Forward Looking Statements

This release contains forward-looking statements that reflect AGTC's plans, estimates, assumptions and beliefs. These statements relate to a variety of matters, including but not limited to, the anticipated utility of AAV vectors made using AGTC's proprietary manufacturing method in the treatment of XLRP and other therapeutic indications and the viability of gene therapy in treating rare and serious eye diseases. Forward-looking statements include all statements that are not historical facts and can be identified by terms such as "anticipates," "believes," "could," "seeks," "estimates," "expects," "intends," "may," "plans," "potential," "predicts," "projects," "should," "will," "would" or similar expressions and the negatives of those terms. Actual results could differ materially from those discussed in the forward-looking statements, due to a number of important factors, which include, but are not limited to, the following: success in animal studies or early clinical trials may not be indicative of results obtained in later trials, no gene therapy products have been approved in the United States and AGTC cannot predict when or if it will obtain regulatory approval to commercialize a product candidate; AGTC relies on third parties to conduct research, conduct, supervise and monitor its clinical trials and to conduct certain aspects of its product manufacturing and protocol development; and increased regulatory scrutiny of gene therapy, we may find it difficult to enroll patients in our clinical trials, which could dely or prevent clinical trials of our product candidates, and genetic research could damage public perception of AGTC's product candidates or adversely affect AGTC's ability to conduct its business. Additional factors that could cause actual results to differ materially from those described in the forward-looking statements are set forth under the heading "Item 1A—Risk Factors" in AGTC's Annual Report on Form 10-K for the fiscal year ended June 30, 2015, as filed with the SEC. Given these uncertainties, you should not place undue reliance on these forward-looking statements. Also, forward-looking statements represent management's plans, estimates, assumptions and beliefs only as of the date of this release. Except as required by law, AGTC assumes no obligation to update these forward-looking statements publicly or to update the reasons actual results could differ materially from those anticipated in these forward-looking statements, even if new information becomes available in the future.

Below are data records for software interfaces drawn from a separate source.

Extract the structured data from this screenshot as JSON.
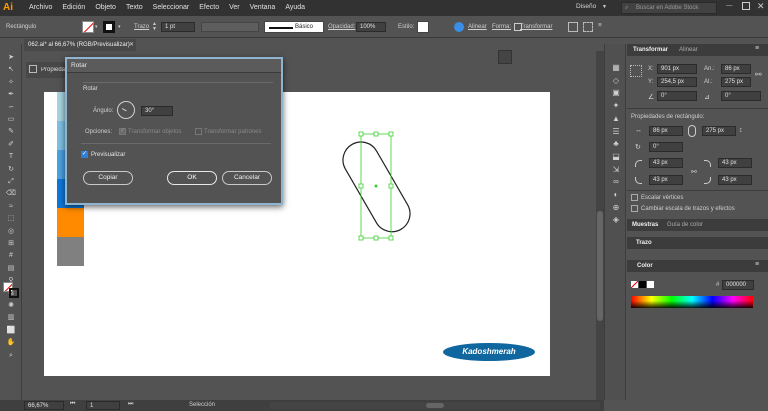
{
  "app": {
    "logo": "Ai"
  },
  "menubar": {
    "items": [
      "Archivo",
      "Edición",
      "Objeto",
      "Texto",
      "Seleccionar",
      "Efecto",
      "Ver",
      "Ventana",
      "Ayuda"
    ],
    "workspace": "Diseño",
    "search_placeholder": "Buscar en Adobe Stock"
  },
  "controlbar": {
    "object_type": "Rectángulo",
    "stroke_label": "Trazo",
    "stroke_value": "1 pt",
    "brush_value": "Básico",
    "opacity_label": "Opacidad:",
    "opacity_value": "100%",
    "style_label": "Estilo:",
    "align_label": "Alinear",
    "shape_label": "Forma:",
    "transform_label": "Transformar"
  },
  "document": {
    "tab_title": "062.ai* al 66,67% (RGB/Previsualizar)",
    "props_tab": "Propiedades"
  },
  "swatches_on_canvas": [
    "#a9d3e0",
    "#7ec0e2",
    "#4aa2e0",
    "#0f77d8",
    "#ff8a00",
    "#808080"
  ],
  "shape": {
    "rotation_deg": 30
  },
  "watermark": {
    "text": "Kadoshmerah"
  },
  "rotate_dialog": {
    "title": "Rotar",
    "section": "Rotar",
    "angle_label": "Ángulo:",
    "angle_value": "30°",
    "options_label": "Opciones:",
    "transform_objects": "Transformar objetos",
    "transform_patterns": "Transformar patrones",
    "preview_label": "Previsualizar",
    "preview_checked": true,
    "copy_button": "Copiar",
    "ok_button": "OK",
    "cancel_button": "Cancelar"
  },
  "transform_panel": {
    "tab_active": "Transformar",
    "tab_inactive": "Alinear",
    "x_label": "X:",
    "x_value": "901 px",
    "w_label": "An.:",
    "w_value": "86 px",
    "y_label": "Y:",
    "y_value": "254,5 px",
    "h_label": "Al.:",
    "h_value": "275 px",
    "angle1_value": "0°",
    "angle2_value": "0°",
    "rect_props_title": "Propiedades de rectángulo:",
    "rect_w_value": "86 px",
    "rect_h_value": "275 px",
    "rect_angle_value": "0°",
    "corner_values": [
      "43 px",
      "43 px",
      "43 px",
      "43 px"
    ],
    "scale_corners": "Escalar vértices",
    "scale_strokes": "Cambiar escala de trazos y efectos"
  },
  "lower_panels": {
    "swatches_tab": "Muestras",
    "color_guide_tab": "Guía de color",
    "stroke_tab": "Trazo",
    "color_tab": "Color",
    "hex_value": "000000"
  },
  "statusbar": {
    "zoom": "66,67%",
    "artboard": "1",
    "mode": "Selección"
  }
}
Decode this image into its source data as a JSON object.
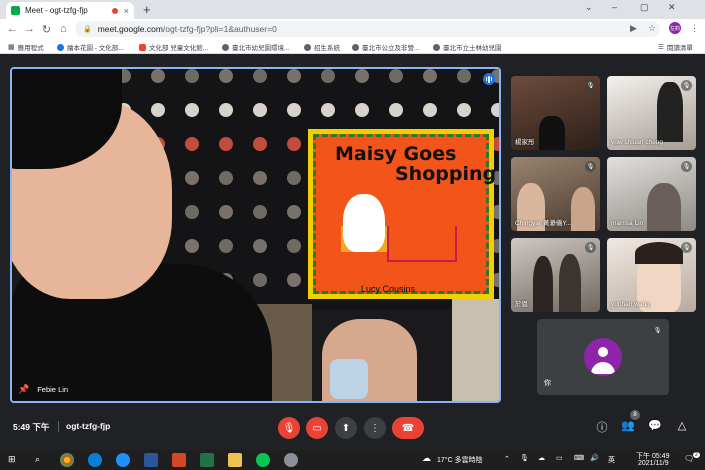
{
  "browser": {
    "tab_title": "Meet - ogt-tzfg-fjp",
    "tab_close": "×",
    "new_tab": "+",
    "url_host": "meet.google.com",
    "url_path": "/ogt-tzfg-fjp?pli=1&authuser=0",
    "profile_initials": "左鈞",
    "reading_list": "閱讀清單",
    "win_min": "–",
    "win_max": "▢",
    "win_close": "✕",
    "chevron": "⌄"
  },
  "bookmarks": [
    {
      "label": "應用程式",
      "color": "#4285f4"
    },
    {
      "label": "繪本花園 - 文化部...",
      "color": "#1a73e8"
    },
    {
      "label": "文化部 兒童文化館...",
      "color": "#ea4335"
    },
    {
      "label": "臺北市幼兒園環境...",
      "color": "#5f6368"
    },
    {
      "label": "招生系統",
      "color": "#5f6368"
    },
    {
      "label": "臺北市公立及非營...",
      "color": "#5f6368"
    },
    {
      "label": "臺北市立士林幼兒園",
      "color": "#5f6368"
    }
  ],
  "main": {
    "presenter_name": "Febie Lin",
    "book_title_1": "Maisy Goes",
    "book_title_2": "Shopping",
    "book_author": "Lucy Cousins"
  },
  "participants": [
    {
      "name": "楊家彤",
      "bg": "#6d4c3d"
    },
    {
      "name": "yow shiuan cheng",
      "bg": "#b9b0a8"
    },
    {
      "name": "Chingyar 黃瀞儀Y...",
      "bg": "#8a6f5a"
    },
    {
      "name": "marrisa Lin",
      "bg": "#c7c3c0"
    },
    {
      "name": "於恩",
      "bg": "#9b8e86"
    },
    {
      "name": "yunhan wang",
      "bg": "#d8cec6"
    }
  ],
  "self_tile": {
    "name": "你"
  },
  "controls": {
    "time": "5:49 下午",
    "meeting_code": "ogt-tzfg-fjp",
    "people_count": "8"
  },
  "taskbar": {
    "weather": "17°C 多雲時陰",
    "ime": "英",
    "time": "下午 05:49",
    "date": "2021/11/9",
    "notifications": "2"
  }
}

CONTACTS: IR/PR Contacts: Katherine Unger Baillie University of Pennsylvania T: (215) 898-9194 kbaillie@upenn.edu David Carey (IR) or Danielle Lewis (PR) Lazar Partners Ltd. T: (212) 867-1768 or (212) 843-0211 dcarey@lazarpartners.com or dlewis@lazarpartners.com Corporate Contacts: Larry Bullock Chief Financial Officer Applied Genetic Technologies Corporation T: (386) 462-2204 lbullock@agtc.com Stephen Potter Chief Business Officer Applied Genetic Technologies Corporation T: (617) 413-2754 spotter@agtc.com

Source:Applied Genetic Technologies Corporation